▶ Task requirements: Check every line of the material below for the string "glyph". State how many lines have it.

▶ Information given:
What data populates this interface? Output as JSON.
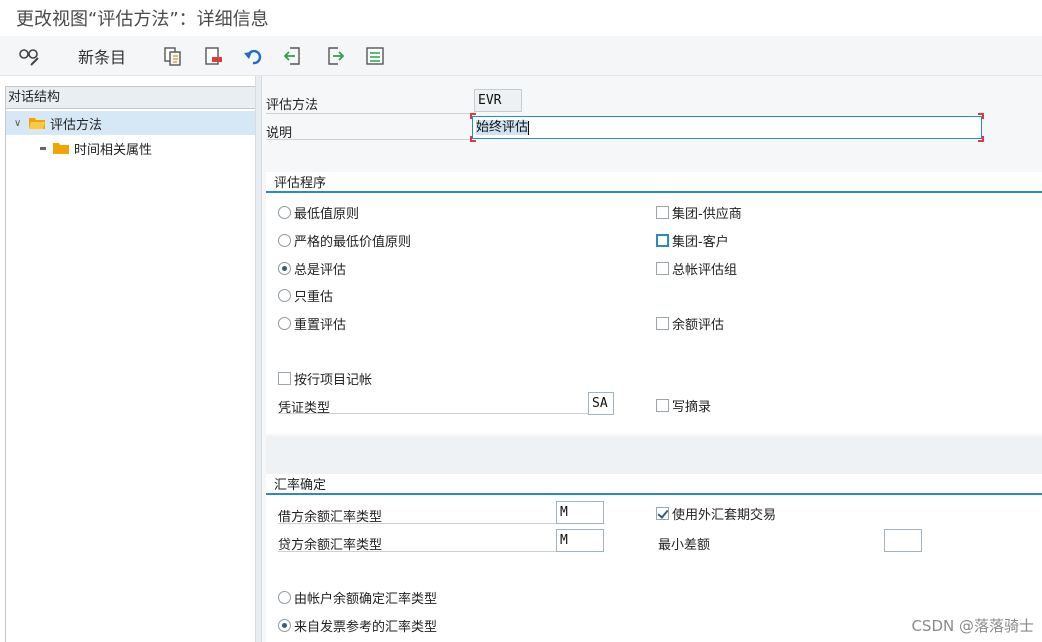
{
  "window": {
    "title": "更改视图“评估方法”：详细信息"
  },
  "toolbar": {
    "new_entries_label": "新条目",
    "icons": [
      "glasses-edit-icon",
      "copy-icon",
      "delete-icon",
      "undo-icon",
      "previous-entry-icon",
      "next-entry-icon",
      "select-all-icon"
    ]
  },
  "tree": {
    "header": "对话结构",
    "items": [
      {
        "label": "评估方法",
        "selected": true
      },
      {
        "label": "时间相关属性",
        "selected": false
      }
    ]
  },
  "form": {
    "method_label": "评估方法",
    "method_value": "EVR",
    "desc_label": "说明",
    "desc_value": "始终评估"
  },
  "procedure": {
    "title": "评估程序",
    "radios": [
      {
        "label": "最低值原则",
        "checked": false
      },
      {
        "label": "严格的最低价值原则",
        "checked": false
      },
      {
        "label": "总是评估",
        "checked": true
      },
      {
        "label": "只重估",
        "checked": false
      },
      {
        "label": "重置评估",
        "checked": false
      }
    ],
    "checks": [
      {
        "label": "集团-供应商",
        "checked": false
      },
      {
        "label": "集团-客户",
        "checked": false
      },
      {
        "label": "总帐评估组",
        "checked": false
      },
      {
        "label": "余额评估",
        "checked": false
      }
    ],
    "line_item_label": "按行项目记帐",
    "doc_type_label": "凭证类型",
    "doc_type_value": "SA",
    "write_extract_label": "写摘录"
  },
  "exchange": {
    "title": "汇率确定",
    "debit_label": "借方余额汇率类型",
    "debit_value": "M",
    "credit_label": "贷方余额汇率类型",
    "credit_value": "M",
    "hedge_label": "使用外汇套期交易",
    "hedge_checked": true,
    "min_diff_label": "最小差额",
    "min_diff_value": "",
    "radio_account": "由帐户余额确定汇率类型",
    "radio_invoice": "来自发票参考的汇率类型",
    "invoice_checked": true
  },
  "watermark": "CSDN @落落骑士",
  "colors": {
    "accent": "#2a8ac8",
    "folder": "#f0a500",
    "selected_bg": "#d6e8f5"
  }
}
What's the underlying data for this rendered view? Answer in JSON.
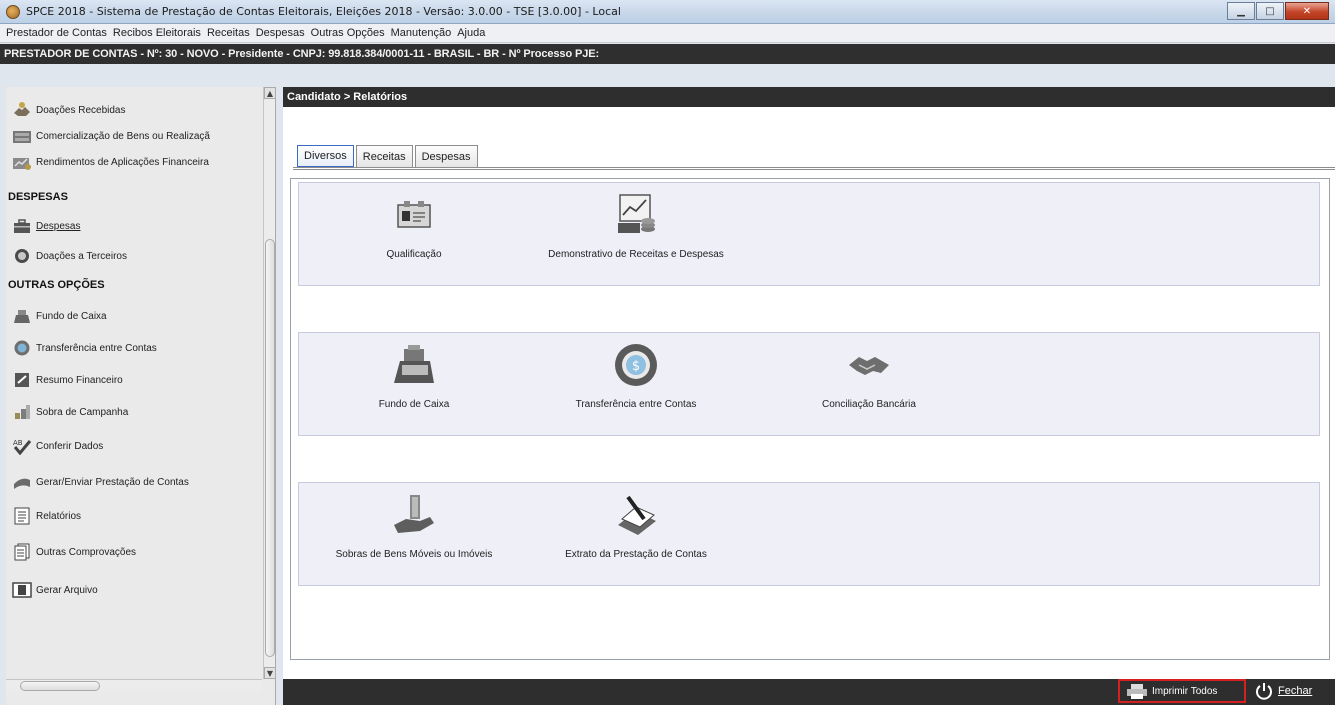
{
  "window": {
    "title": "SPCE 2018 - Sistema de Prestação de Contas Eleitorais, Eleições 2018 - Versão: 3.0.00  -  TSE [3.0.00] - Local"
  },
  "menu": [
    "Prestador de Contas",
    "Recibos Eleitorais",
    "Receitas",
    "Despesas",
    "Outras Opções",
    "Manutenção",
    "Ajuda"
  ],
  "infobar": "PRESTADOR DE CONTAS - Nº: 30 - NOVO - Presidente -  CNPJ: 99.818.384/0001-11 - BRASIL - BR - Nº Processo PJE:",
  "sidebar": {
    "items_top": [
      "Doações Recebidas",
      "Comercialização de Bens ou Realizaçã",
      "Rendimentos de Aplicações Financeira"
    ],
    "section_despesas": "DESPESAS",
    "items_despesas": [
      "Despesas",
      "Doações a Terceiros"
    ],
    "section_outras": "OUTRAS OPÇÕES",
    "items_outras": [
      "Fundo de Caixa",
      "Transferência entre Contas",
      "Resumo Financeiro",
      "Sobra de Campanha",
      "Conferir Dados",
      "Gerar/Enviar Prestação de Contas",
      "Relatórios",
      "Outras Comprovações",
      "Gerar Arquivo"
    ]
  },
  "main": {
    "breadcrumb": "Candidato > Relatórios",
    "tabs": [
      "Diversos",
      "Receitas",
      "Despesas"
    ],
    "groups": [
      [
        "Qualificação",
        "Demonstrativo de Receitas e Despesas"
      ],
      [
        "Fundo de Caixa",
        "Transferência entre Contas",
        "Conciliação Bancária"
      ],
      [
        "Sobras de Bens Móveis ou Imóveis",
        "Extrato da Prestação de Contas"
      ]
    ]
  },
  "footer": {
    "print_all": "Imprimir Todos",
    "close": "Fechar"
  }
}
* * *
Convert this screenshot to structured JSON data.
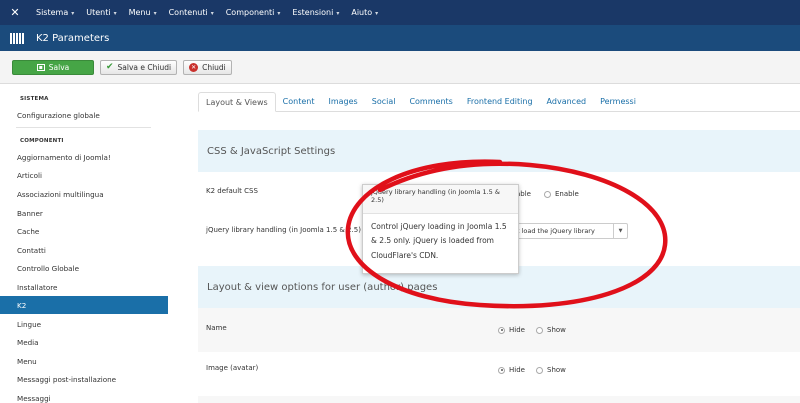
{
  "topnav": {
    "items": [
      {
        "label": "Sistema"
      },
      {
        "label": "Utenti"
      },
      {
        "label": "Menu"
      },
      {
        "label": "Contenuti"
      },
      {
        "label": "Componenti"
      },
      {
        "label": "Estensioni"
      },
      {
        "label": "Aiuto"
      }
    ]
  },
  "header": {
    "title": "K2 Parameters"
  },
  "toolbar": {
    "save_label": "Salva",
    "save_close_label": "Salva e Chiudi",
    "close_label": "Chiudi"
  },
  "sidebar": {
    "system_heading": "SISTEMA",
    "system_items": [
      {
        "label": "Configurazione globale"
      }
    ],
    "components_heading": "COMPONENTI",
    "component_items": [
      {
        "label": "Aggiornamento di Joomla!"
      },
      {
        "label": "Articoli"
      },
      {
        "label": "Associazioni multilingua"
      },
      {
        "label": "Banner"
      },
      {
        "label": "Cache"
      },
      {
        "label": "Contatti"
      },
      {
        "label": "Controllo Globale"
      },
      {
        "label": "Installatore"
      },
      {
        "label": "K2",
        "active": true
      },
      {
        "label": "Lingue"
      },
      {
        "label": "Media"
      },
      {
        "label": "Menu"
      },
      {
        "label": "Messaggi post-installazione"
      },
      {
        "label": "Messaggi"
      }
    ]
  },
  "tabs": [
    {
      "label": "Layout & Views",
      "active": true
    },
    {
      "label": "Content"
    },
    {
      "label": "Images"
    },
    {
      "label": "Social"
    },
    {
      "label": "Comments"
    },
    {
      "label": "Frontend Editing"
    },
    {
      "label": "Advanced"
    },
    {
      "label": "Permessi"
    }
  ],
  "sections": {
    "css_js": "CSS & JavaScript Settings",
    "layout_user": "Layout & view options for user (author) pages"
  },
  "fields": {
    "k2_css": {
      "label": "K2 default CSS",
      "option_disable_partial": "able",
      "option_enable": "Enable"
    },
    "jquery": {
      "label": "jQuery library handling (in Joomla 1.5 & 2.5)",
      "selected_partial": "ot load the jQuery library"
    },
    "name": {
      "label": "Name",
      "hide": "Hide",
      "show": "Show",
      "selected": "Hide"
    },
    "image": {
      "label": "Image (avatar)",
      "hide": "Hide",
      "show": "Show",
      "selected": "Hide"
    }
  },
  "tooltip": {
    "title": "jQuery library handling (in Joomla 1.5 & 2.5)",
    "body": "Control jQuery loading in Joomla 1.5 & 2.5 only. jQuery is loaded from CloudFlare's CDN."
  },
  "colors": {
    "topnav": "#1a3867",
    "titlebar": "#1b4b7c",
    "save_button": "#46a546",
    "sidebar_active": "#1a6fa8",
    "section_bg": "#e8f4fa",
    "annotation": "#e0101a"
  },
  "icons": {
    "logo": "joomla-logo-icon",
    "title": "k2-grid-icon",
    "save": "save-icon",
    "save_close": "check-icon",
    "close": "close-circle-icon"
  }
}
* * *
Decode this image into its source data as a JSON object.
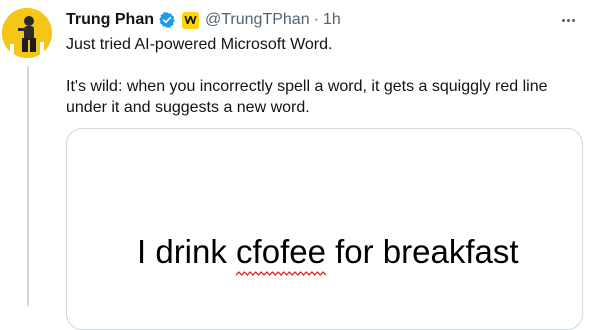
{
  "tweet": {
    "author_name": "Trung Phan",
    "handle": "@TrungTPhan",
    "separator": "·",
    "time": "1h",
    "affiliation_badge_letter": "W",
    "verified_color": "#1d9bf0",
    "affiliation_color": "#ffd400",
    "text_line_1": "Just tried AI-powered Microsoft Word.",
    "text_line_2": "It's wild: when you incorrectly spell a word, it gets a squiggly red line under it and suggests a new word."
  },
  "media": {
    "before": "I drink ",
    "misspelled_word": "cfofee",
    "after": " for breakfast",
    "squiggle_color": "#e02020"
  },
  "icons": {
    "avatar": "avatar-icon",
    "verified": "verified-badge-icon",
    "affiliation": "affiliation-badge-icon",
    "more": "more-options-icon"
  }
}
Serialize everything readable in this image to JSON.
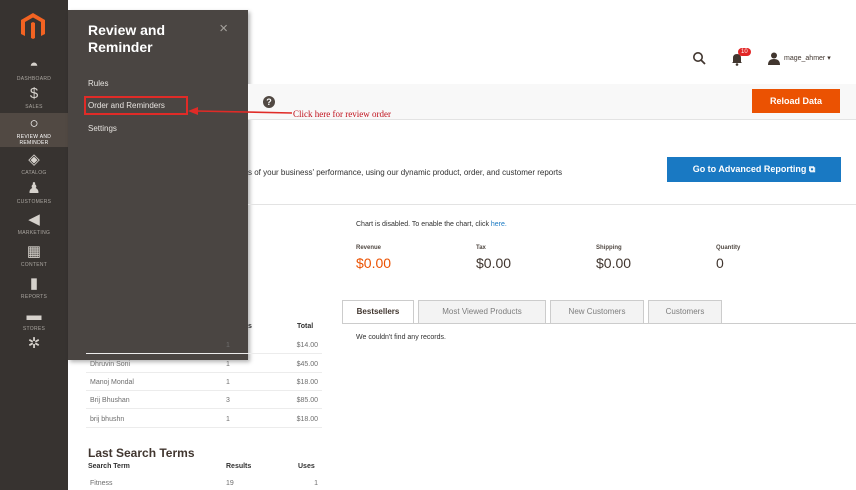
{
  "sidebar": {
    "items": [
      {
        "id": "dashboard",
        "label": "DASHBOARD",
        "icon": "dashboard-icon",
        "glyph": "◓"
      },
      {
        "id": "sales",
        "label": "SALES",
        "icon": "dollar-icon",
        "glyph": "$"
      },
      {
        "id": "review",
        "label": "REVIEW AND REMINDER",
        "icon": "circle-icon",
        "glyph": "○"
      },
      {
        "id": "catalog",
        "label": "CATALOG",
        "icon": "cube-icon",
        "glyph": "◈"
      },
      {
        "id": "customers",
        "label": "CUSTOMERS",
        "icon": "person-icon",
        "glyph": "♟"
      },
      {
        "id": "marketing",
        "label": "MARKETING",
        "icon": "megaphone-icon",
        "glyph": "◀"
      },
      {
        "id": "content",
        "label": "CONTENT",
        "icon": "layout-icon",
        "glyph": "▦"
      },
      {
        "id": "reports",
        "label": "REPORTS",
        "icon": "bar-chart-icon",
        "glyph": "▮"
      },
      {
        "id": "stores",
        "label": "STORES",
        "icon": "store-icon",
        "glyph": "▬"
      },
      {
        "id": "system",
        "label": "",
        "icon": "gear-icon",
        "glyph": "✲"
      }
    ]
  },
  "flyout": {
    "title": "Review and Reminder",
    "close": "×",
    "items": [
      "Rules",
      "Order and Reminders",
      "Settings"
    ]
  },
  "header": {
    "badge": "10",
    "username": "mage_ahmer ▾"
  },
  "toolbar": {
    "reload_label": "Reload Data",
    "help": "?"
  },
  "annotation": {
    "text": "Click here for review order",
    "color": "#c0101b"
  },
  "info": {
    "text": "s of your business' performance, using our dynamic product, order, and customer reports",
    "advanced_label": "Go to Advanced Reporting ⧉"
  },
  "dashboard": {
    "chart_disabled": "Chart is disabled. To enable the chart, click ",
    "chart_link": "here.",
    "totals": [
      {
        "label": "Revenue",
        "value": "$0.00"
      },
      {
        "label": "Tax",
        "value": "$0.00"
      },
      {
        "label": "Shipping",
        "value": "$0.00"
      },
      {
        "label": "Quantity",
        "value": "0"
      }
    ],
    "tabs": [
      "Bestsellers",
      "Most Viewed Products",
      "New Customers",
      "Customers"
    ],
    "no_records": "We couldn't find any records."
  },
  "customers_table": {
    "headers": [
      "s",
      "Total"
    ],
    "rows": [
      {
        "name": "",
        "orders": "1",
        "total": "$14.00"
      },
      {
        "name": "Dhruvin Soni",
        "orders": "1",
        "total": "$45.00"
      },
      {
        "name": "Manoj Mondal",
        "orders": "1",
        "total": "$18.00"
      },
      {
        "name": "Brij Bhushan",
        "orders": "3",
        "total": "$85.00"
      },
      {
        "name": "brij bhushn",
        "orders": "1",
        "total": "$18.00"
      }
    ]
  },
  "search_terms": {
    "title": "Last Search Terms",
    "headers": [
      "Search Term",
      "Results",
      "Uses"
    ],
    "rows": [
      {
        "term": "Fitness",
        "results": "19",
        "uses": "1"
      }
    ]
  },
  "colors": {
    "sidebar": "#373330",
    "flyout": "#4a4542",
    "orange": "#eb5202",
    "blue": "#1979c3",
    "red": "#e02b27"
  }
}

▶ Written solution: 10